United States Nuclear Regulatory Commission - Protecting People and the Environment

Selection of Appropriate Enforcement Action for Gamma Diagnostic Laboratories, Inc.

HPPOS-154 PDR-9111220124

See the memorandum from D. H. Thompson to B. H. Grier dated March 4, 1981, and the incoming request from B. H. Grier dated January 16, 1981.

Under 10 CFR 71, a private carrier is subject to 10 CFR Part 20. An unattended vehicle with the motor running in which licensed material in transport is stored in locked containers, is not a reasonable effort to secure material and does not meet the intent of 10 CFR Section 20.207. The health physics position was written in the context of 10 CFR 20.207 and 20.402, but it also applies to the "new" 10 CFR Part 20, Sections 20.1801, 20.1802, and 20.2201.

An inspection was conducted on October 6 and 7, 1980, to review the circumstances surrounding the theft and subsequent recovery on September 25, 1980, of a truck belonging to Gamma Diagnostic Laboratories, Inc. The truck was being used by the licensee to deliver licensed materials to various customers. At the time of theft, the truck was parked in front of a hospital with the engine running while the driver was inside making a delivery. The truck contained packages of licensed materials in a locked container that in turn was bolted to the truck. The theft was promptly reported and the truck was recovered a short time later. There was no evidence of any attempt to steal or tamper with the licensed materials within the locked container.

The theft of the truck highlights two questions about which guidance and policy are needed.

  1. When a licensee is acting as a private carrier, such as in the situation just described, what regulations are applicable?
    The regulations in 10 CFR Part 71 and the DOT regulations, the regulations in 10 CFR Part 20, or some combination of these?

  2. If it is assumed that a licensee acting as a private carrier must comply with the regulations in Part 20, does storage of licensed materials in a locked box that is physically secured to a truck constitute adequate security against unauthorized removal?
    Common and contract carriers are subject to DOT regulations but are exempt from NRC regulations. Private licensee carriers are subject to all DOT regulations and 10 CFR Part 20. However, when DOT and NRC have overlapping requirements, NRC would not ordinarily take actions against the licensee for a violation of Part 20 if the licensee was in compliance with the DOT requirement. For example, private carriers are required to make a report per 10 CFR 20.402 [or 10 CFR 20.2201] for lost or stolen radioactive materials based on judgmental factors) no matter how the material is contained (see Interpretive Guides 20.402 and 20.402 - Transportation in 10 CFR of the IE Manual). In this case, the licensee apparently did report the stolen truck to local police. They were not required to report the stolen truck to DOT (things reportable to DOT are set forth in second Interpretive Guide listed above).

The intent of 10 CFR 20.207 (a) [or 10 CFR 20.1801] is to secure material from unauthorized removal of radioactive materials from any unrestricted area.
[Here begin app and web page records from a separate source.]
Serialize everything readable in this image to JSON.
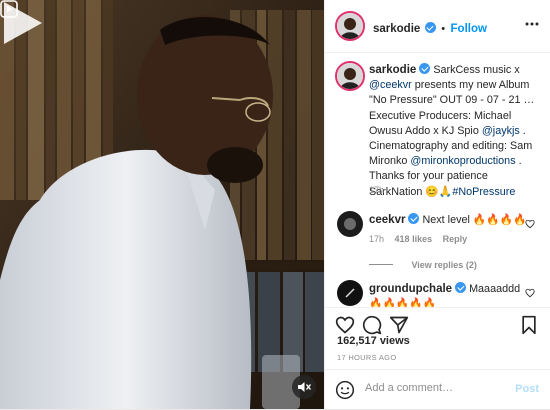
{
  "post": {
    "author": "sarkodie",
    "follow_separator": "•",
    "follow_label": "Follow",
    "caption_author": "sarkodie",
    "caption_1": "SarkCess music x",
    "caption_mention_1": "@ceekvr",
    "caption_2": " presents my new Album \"No Pressure\" OUT 09 - 07 - 21 … Executive Producers: Michael Owusu Addo x KJ Spio ",
    "caption_mention_2": "@jaykjs",
    "caption_3": " . Cinematography and editing: Sam Mironko ",
    "caption_mention_3": "@mironkoproductions",
    "caption_4": " . Thanks for your patience SarkNation ",
    "caption_emoji": "😊🙏",
    "caption_hashtag": "#NoPressure",
    "caption_time": "17h"
  },
  "comments": [
    {
      "author": "ceekvr",
      "text": "Next level",
      "emoji": "🔥🔥🔥🔥",
      "time": "17h",
      "likes": "418 likes",
      "reply": "Reply",
      "view_replies": "View replies (2)"
    },
    {
      "author": "groundupchale",
      "text": "Maaaaddd",
      "emoji": "🔥🔥🔥🔥🔥"
    }
  ],
  "stats": {
    "views": "162,517 views",
    "time_ago": "17 HOURS AGO"
  },
  "composer": {
    "placeholder": "Add a comment…",
    "post_label": "Post"
  },
  "colors": {
    "accent": "#0095f6",
    "verified": "#3897f0",
    "link": "#00376b",
    "muted": "#8e8e8e"
  }
}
The rule intentionally does not state how the material must be secured, only that it must be secured. Under 20.207 (a) [or 10 CFR 20.1801], the source should be secured in such a way that it cannot (under reasonable circumstances) be removed, including removal of the containment in which the material is located, whether it be a small brick structure, vehicle, or any other kind of containment.
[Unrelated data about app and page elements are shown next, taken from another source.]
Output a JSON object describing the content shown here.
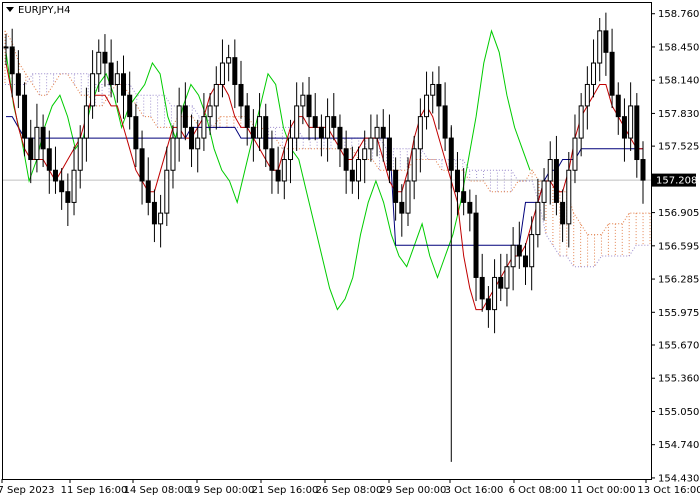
{
  "window": {
    "symbol_label": "EURJPY,H4",
    "menu_icon": "triangle-down-icon"
  },
  "chart_data": {
    "type": "candlestick",
    "title": "EURJPY,H4",
    "symbol": "EURJPY",
    "timeframe": "H4",
    "current_price": "157.208",
    "ylim": [
      154.42,
      158.86
    ],
    "y_ticks": [
      "158.760",
      "158.450",
      "158.140",
      "157.830",
      "157.525",
      "157.208",
      "156.905",
      "156.595",
      "156.285",
      "155.975",
      "155.670",
      "155.360",
      "155.050",
      "154.740",
      "154.430"
    ],
    "x_ticks": [
      "7 Sep 2023",
      "11 Sep 16:00",
      "14 Sep 08:00",
      "19 Sep 00:00",
      "21 Sep 16:00",
      "26 Sep 08:00",
      "29 Sep 00:00",
      "3 Oct 16:00",
      "6 Oct 08:00",
      "11 Oct 00:00",
      "13 Oct 16:00"
    ],
    "close_series": [
      158.45,
      158.2,
      158.0,
      157.6,
      157.4,
      157.7,
      157.5,
      157.3,
      157.2,
      157.1,
      157.0,
      157.3,
      157.6,
      157.9,
      158.2,
      158.4,
      158.3,
      158.1,
      158.2,
      158.0,
      157.8,
      157.5,
      157.2,
      157.0,
      156.8,
      156.9,
      157.3,
      157.6,
      157.9,
      157.7,
      157.5,
      157.6,
      157.8,
      157.9,
      158.1,
      158.3,
      158.35,
      158.1,
      157.9,
      157.7,
      157.6,
      157.8,
      157.5,
      157.3,
      157.2,
      157.4,
      157.6,
      157.9,
      158.0,
      157.8,
      157.7,
      157.6,
      157.8,
      157.7,
      157.5,
      157.3,
      157.2,
      157.4,
      157.5,
      157.6,
      157.7,
      157.6,
      157.3,
      157.0,
      156.9,
      157.2,
      157.5,
      157.8,
      158.0,
      158.1,
      157.9,
      157.6,
      157.3,
      157.1,
      157.0,
      156.9,
      156.3,
      156.1,
      156.0,
      156.3,
      156.2,
      156.4,
      156.6,
      156.5,
      156.4,
      156.7,
      157.0,
      157.2,
      157.4,
      157.0,
      156.8,
      157.3,
      157.6,
      157.9,
      158.1,
      158.3,
      158.6,
      158.4,
      158.0,
      157.8,
      157.6,
      157.9,
      157.4,
      157.208
    ],
    "series": [
      {
        "name": "Tenkan-sen",
        "color": "#c00000",
        "values": [
          158.3,
          158.0,
          157.7,
          157.5,
          157.4,
          157.4,
          157.4,
          157.3,
          157.2,
          157.3,
          157.4,
          157.5,
          157.6,
          157.8,
          158.0,
          158.0,
          158.0,
          157.9,
          157.9,
          157.7,
          157.5,
          157.3,
          157.2,
          157.1,
          157.1,
          157.3,
          157.5,
          157.7,
          157.7,
          157.6,
          157.6,
          157.7,
          157.8,
          158.0,
          158.1,
          158.1,
          158.0,
          157.8,
          157.7,
          157.7,
          157.6,
          157.5,
          157.4,
          157.3,
          157.3,
          157.5,
          157.7,
          157.8,
          157.8,
          157.7,
          157.7,
          157.7,
          157.7,
          157.6,
          157.5,
          157.4,
          157.4,
          157.5,
          157.6,
          157.6,
          157.6,
          157.4,
          157.2,
          157.1,
          157.1,
          157.3,
          157.6,
          157.8,
          157.9,
          157.8,
          157.6,
          157.4,
          157.2,
          157.0,
          156.5,
          156.2,
          156.0,
          156.0,
          156.1,
          156.2,
          156.3,
          156.4,
          156.5,
          156.5,
          156.6,
          156.8,
          157.0,
          157.2,
          157.2,
          157.1,
          157.1,
          157.3,
          157.6,
          157.8,
          157.9,
          158.0,
          158.1,
          158.1,
          157.9,
          157.8,
          157.7,
          157.6,
          157.5,
          157.5
        ]
      },
      {
        "name": "Kijun-sen",
        "color": "#00007a",
        "values": [
          157.8,
          157.8,
          157.7,
          157.6,
          157.6,
          157.6,
          157.6,
          157.6,
          157.6,
          157.6,
          157.6,
          157.6,
          157.6,
          157.6,
          157.6,
          157.6,
          157.6,
          157.6,
          157.6,
          157.6,
          157.6,
          157.6,
          157.6,
          157.6,
          157.6,
          157.6,
          157.6,
          157.6,
          157.6,
          157.6,
          157.7,
          157.7,
          157.7,
          157.7,
          157.7,
          157.7,
          157.7,
          157.7,
          157.6,
          157.6,
          157.6,
          157.6,
          157.6,
          157.6,
          157.6,
          157.6,
          157.6,
          157.6,
          157.6,
          157.6,
          157.6,
          157.6,
          157.6,
          157.6,
          157.6,
          157.6,
          157.6,
          157.6,
          157.6,
          157.6,
          157.6,
          157.6,
          157.6,
          156.6,
          156.6,
          156.6,
          156.6,
          156.6,
          156.6,
          156.6,
          156.6,
          156.6,
          156.6,
          156.6,
          156.6,
          156.6,
          156.6,
          156.6,
          156.6,
          156.6,
          156.6,
          156.6,
          156.6,
          156.6,
          157.0,
          157.0,
          157.0,
          157.2,
          157.3,
          157.3,
          157.4,
          157.4,
          157.4,
          157.5,
          157.5,
          157.5,
          157.5,
          157.5,
          157.5,
          157.5,
          157.5,
          157.5,
          157.5,
          157.5
        ]
      },
      {
        "name": "Chikou Span",
        "color": "#00cc00",
        "values": [
          158.4,
          157.9,
          157.6,
          157.2,
          157.4,
          157.7,
          157.9,
          158.0,
          157.8,
          157.5,
          157.6,
          157.9,
          158.1,
          158.2,
          158.0,
          157.7,
          157.9,
          158.0,
          158.1,
          158.3,
          158.2,
          157.8,
          157.6,
          157.9,
          158.1,
          158.0,
          157.8,
          157.5,
          157.3,
          157.2,
          157.0,
          157.3,
          157.6,
          157.9,
          158.2,
          158.1,
          157.7,
          157.5,
          157.4,
          157.1,
          156.8,
          156.5,
          156.2,
          156.0,
          156.1,
          156.3,
          156.7,
          157.0,
          157.2,
          157.0,
          156.7,
          156.5,
          156.4,
          156.6,
          156.8,
          156.5,
          156.3,
          156.5,
          156.7,
          157.0,
          157.4,
          157.8,
          158.3,
          158.6,
          158.4,
          158.0,
          157.7,
          157.5,
          157.3
        ]
      },
      {
        "name": "Senkou Span A",
        "color": "#e07840",
        "values": [
          158.6,
          158.5,
          158.3,
          158.2,
          158.1,
          158.0,
          158.0,
          158.1,
          158.2,
          158.2,
          158.1,
          158.0,
          158.0,
          157.9,
          157.9,
          158.0,
          158.1,
          158.1,
          158.0,
          157.9,
          157.8,
          157.8,
          157.7,
          157.7,
          157.7,
          157.8,
          157.8,
          157.8,
          157.7,
          157.7,
          157.7,
          157.8,
          157.8,
          157.8,
          157.8,
          157.8,
          157.7,
          157.7,
          157.6,
          157.6,
          157.5,
          157.5,
          157.5,
          157.5,
          157.5,
          157.5,
          157.5,
          157.5,
          157.5,
          157.5,
          157.5,
          157.4,
          157.4,
          157.4,
          157.3,
          157.3,
          157.3,
          157.3,
          157.3,
          157.4,
          157.4,
          157.4,
          157.4,
          157.3,
          157.3,
          157.3,
          157.3,
          157.2,
          157.2,
          157.2,
          157.1,
          157.1,
          157.1,
          157.1,
          157.2,
          157.2,
          157.3,
          157.2,
          157.2,
          157.2,
          157.1,
          157.1,
          156.9,
          156.8,
          156.7,
          156.7,
          156.7,
          156.8,
          156.8,
          156.8,
          156.9,
          156.9,
          156.9,
          156.9
        ]
      },
      {
        "name": "Senkou Span B",
        "color": "#9a8acc",
        "values": [
          158.1,
          158.1,
          158.1,
          158.1,
          158.2,
          158.2,
          158.2,
          158.2,
          158.2,
          158.2,
          158.2,
          158.2,
          158.2,
          158.1,
          158.1,
          158.1,
          158.1,
          158.1,
          158.1,
          158.0,
          158.0,
          158.0,
          158.0,
          158.0,
          157.9,
          157.9,
          157.9,
          157.9,
          157.8,
          157.8,
          157.7,
          157.7,
          157.7,
          157.7,
          157.7,
          157.7,
          157.7,
          157.7,
          157.7,
          157.7,
          157.7,
          157.7,
          157.7,
          157.6,
          157.6,
          157.6,
          157.6,
          157.6,
          157.6,
          157.6,
          157.6,
          157.6,
          157.6,
          157.6,
          157.6,
          157.5,
          157.5,
          157.5,
          157.5,
          157.5,
          157.5,
          157.4,
          157.4,
          157.4,
          157.4,
          157.4,
          157.4,
          157.3,
          157.3,
          157.3,
          157.3,
          157.3,
          157.3,
          157.3,
          157.2,
          157.2,
          157.2,
          157.0,
          156.7,
          156.6,
          156.5,
          156.5,
          156.4,
          156.4,
          156.4,
          156.4,
          156.5,
          156.5,
          156.5,
          156.5,
          156.5,
          156.6,
          156.6,
          156.6
        ]
      }
    ],
    "grid": false,
    "current_price_line_color": "#c0c0c0"
  }
}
NRC believes a reasonable effort would have been to shut off the motor and remove the keys. In the case at hand, by stealing the vehicle, the material was obviously also stolen, even though the material was secured to the truck. The fact is, the truck was not reasonably secured. Clearly, if the truck theft had been successful, the secured container could have been breached.

Therefore, in NRC's view, 10 CFR 20.207 applies in this case and the licensee should be cited but civil penalties should not be assessed (see EGM-81-08). There are no similar provisions to 10 CFR 20.207 (a) and (b) [or 10 CFR 20.1801 and 10 CFR 20.1802, respectively] in DOT regulations, except for any arrier of explosives. Although in this situation the license authorized transport under 10 CFR Part 71, it must be noted that Section 71.1 (b) states: "The packaging and transport of these materials are also subject to other parts of this chapter ...." This means Chapter 1 of Title 10, or in other words, it applies to other regulations in Chapter 1 including 10 CFR Part 20.

Regulatory references: 10 CFR 20.207, 10 CFR 20.1801, 10 CFR 71.1

Subject codes: 3.4, 3.7, 4.4, 12.17

Applicability: All

Page Last Reviewed/Updated Monday, June 15, 2015